November 2018
From Wildlife and Freshwater Fisheries

The Vocal Minority ... I Hope

I certainly hope the happy people just don’t take the time to comment.

I’m quite sure that it’s always been the case that complainers are much more vocal than satisfied people. I don’t know if it’s getting worse or if I’m just noticing it more after almost six years of sitting behind this desk, but it seems like everyone is unhappy about something these days. At least in years past, if you wanted to voice your concern you either had to take the time to write a letter and put it in the mailbox or communicate personally with someone on the phone. Both required time and planning. Typically, those two factors caused the upset individual to sit down, think about the issue, and prepare a proper response. In many cases, this diffused the issue.

Fast-forward to today. Everything is easy and instantaneous. Facebook biologists and email philosophers are everywhere. In many cases their unsolicited wisdom or temper tantrum is shared anonymously. And they all have something in common: "WHAT ABOUT ME AND MY NEEDS?" They may attempt to blow smoke up our skirt that it’s all about the resource, but when it boils down to the truth, it’s all about "ME." I’ll be your best friend and support the Department’s stance on an issue or a new program if it doesn’t negatively impact me.

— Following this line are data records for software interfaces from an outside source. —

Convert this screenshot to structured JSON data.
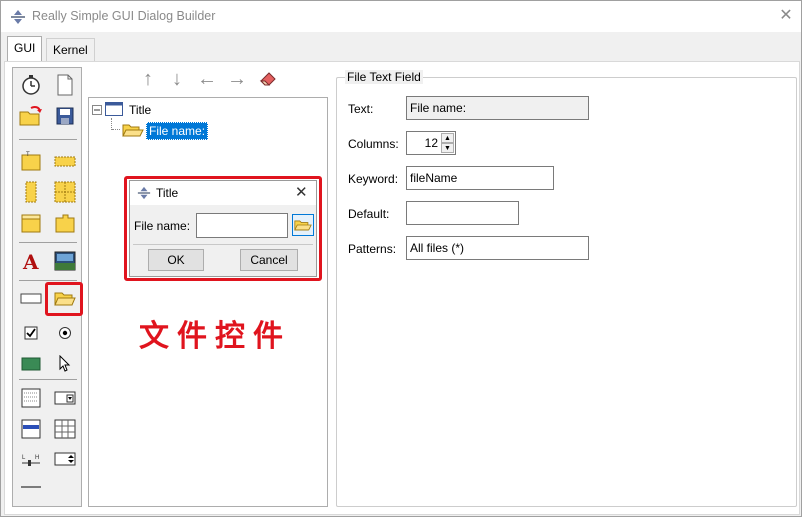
{
  "window": {
    "title": "Really Simple GUI Dialog Builder"
  },
  "tabs": [
    {
      "label": "GUI",
      "active": true
    },
    {
      "label": "Kernel",
      "active": false
    }
  ],
  "tree": {
    "root_label": "Title",
    "child_label": "File name:"
  },
  "preview_dialog": {
    "title": "Title",
    "field_label": "File name:",
    "ok_label": "OK",
    "cancel_label": "Cancel"
  },
  "annotation_text": "文件控件",
  "properties": {
    "section_title": "File Text Field",
    "text_label": "Text:",
    "text_value": "File name:",
    "columns_label": "Columns:",
    "columns_value": "12",
    "keyword_label": "Keyword:",
    "keyword_value": "fileName",
    "default_label": "Default:",
    "default_value": "",
    "patterns_label": "Patterns:",
    "patterns_value": "All files (*)"
  },
  "colors": {
    "highlight_red": "#e0141e",
    "selection_blue": "#0078d7",
    "folder_yellow": "#f8d24a"
  }
}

A perfect example of this was presented at a recent Forever Wild Land Trust Board meeting. During the public comment portion of the meeting, a concerned citizen stepped up to the microphone to address the board. In an extensive and eloquent monolog, the Forever Wild program was praised for all that it does to provide public access to great hunting lands and preservation of many ecologically significant areas throughout the state. Then came the real reason for addressing the board: "But, please don’t buy the so-and-so property because it joins my land." And, there you go, I’ll support your program if it doesn’t impact me.

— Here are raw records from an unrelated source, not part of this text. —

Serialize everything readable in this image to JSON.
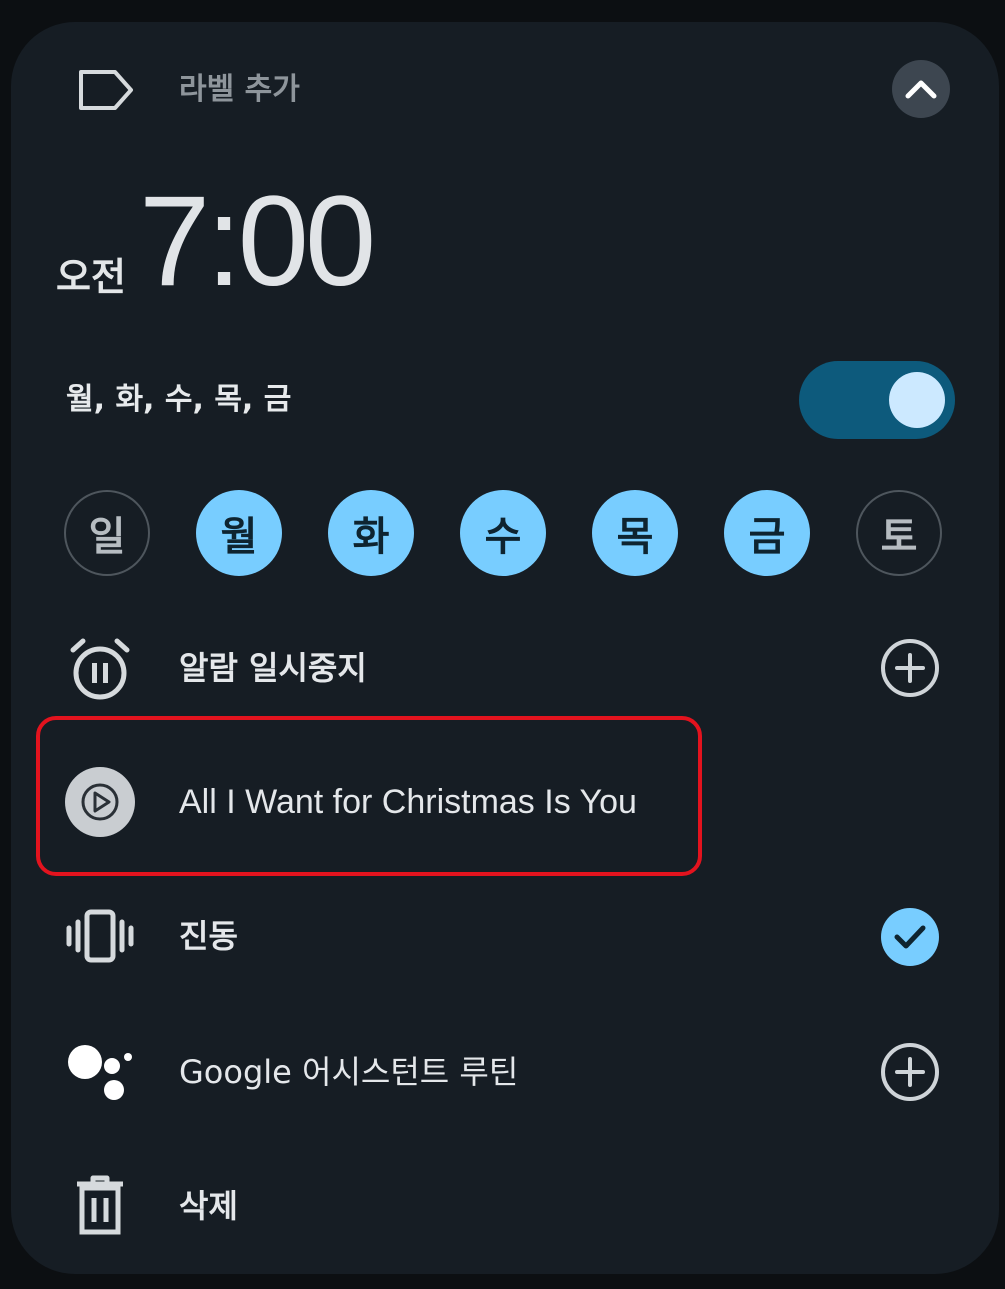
{
  "header": {
    "label_placeholder": "라벨 추가"
  },
  "alarm": {
    "ampm": "오전",
    "time": "7:00",
    "repeat_summary": "월, 화, 수, 목, 금",
    "enabled": true
  },
  "days": [
    {
      "label": "일",
      "selected": false
    },
    {
      "label": "월",
      "selected": true
    },
    {
      "label": "화",
      "selected": true
    },
    {
      "label": "수",
      "selected": true
    },
    {
      "label": "목",
      "selected": true
    },
    {
      "label": "금",
      "selected": true
    },
    {
      "label": "토",
      "selected": false
    }
  ],
  "rows": {
    "pause": {
      "label": "알람 일시중지",
      "icon": "alarm-pause-icon"
    },
    "ringtone": {
      "label": "All I Want for Christmas Is You",
      "icon": "play-icon"
    },
    "vibrate": {
      "label": "진동",
      "icon": "vibrate-icon",
      "checked": true
    },
    "assistant": {
      "label": "Google 어시스턴트 루틴",
      "icon": "google-assistant-icon"
    },
    "delete": {
      "label": "삭제",
      "icon": "trash-icon"
    }
  },
  "colors": {
    "accent": "#78cdff",
    "toggle_track": "#0d5a7c",
    "highlight": "#e3131e",
    "card_bg": "#161d24"
  }
}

While working the WFF booth at a deer show this year, I overheard this quote concerning the carcass regulation, "I wish y’all were more interested in protecting the deer herd than trying to write hunters tickets!" Do you think that guy hadn’t put two and two together and understood that prohibiting unprocessed carcasses from being brought back into the state to lessen the probabilities of CWD being introduced into Alabama’s deer herd was looking after the herd? I can assure you, the thought of making money by issuing citations to hunters wasn’t even a remote consideration in drafting this regulation. Just an FYI for everyone, less than 3 percent of the annual WFF budget is derived from fines levied for hunting violations. Protecting the number-one game animal in Alabama was the sole reason behind this regulation. Deer hunting is not only a time-honored tradition in Alabama, but it also provides a food source for many in our state and a $1.3 billion stimulus to the Alabama economy.

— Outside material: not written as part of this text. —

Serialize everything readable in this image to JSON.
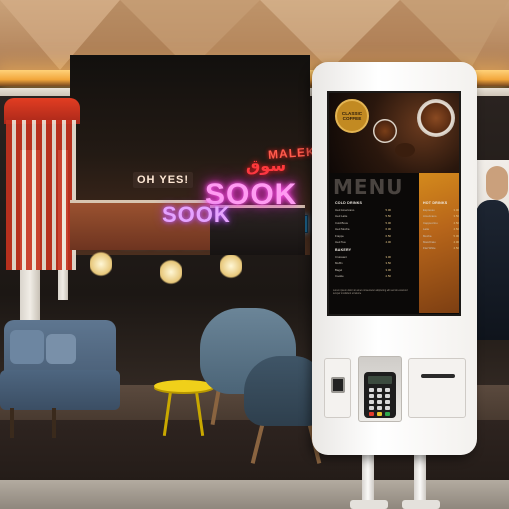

In a recent email, sent to everyone with a ".gov" behind their address, one Alabama resident was extremely upset that opening day of turkey season had been moved from March 15 to the third Saturday in March. Here is a quote from the email: "I’m personally not concerned about the hunter who isn’t off work until Saturday, when the season opens up during the week. If it mattered to that guy, he could schedule his vacation time accordingly like the rest of us do that enjoy weekday hunting. My children’s spring break normally coincides with the 15th opener. I know that all school district calendars are not the same, but it matters to us. Children’s competitive spring sports; baseball, softball, soccer, dance and cheer almost all involve weekend travel these days." 

At least this guy had the guts to admit he wasn’t worried about anything or anyone other than himself and his family. He didn’t try to sugarcoat it by pretending he was worried about how the change would impact our state turkey population. I wish all complaints were this transparent and straightforward. It really makes the responses we provide simpler to craft.

Another criticism in an email concerning the move of opening day of turkey season stated, "We should be able to trust the DCNR to make decisions on behalf of our hunters which help ... not hurt them.  Yet, in making these types of decisions it seems very few (if any) hunters are consulted before making many decisions which affect them and feedback from these kinds of decisions seem to be ‘swept under the rug.’"   Let me make one thing perfectly clear: Our job is to be the responsible steward and manage, protect, conserve, and enhance the wildlife and aquatic resources of Alabama for the sustained benefit of the people of Alabama; that, in fact, is our mission statement. The key word is sustainable. That means now and for future generations, not just for me and my wants and needs and to heck with everyone else! While we certainly value our constituents, we cannot manage resources based simply on their desires, especially as satisfying them all is an impossible task. In today’s instant-gratification society, it is imperative that we, WFF, look out for the resource because many hunters are only looking out for themselves.  Not what is best for the game they pursue, but only what is best for themselves. 

Thankfully, our founding fathers thought more about the good of the people than themselves. Our brave men and women in our military have sacrificed for the good of the country and not just for themselves. I’m sincerely hoping that there are many more hunters who are genuinely interested in the health of our natural resources than we hear from. If there aren’t, the natural resources we hold so dear are all headed in the direction of the dodo bird.

   

 

Chuck Sykes is director of the Alabama Division of Wildlife and Freshwater Fisheries.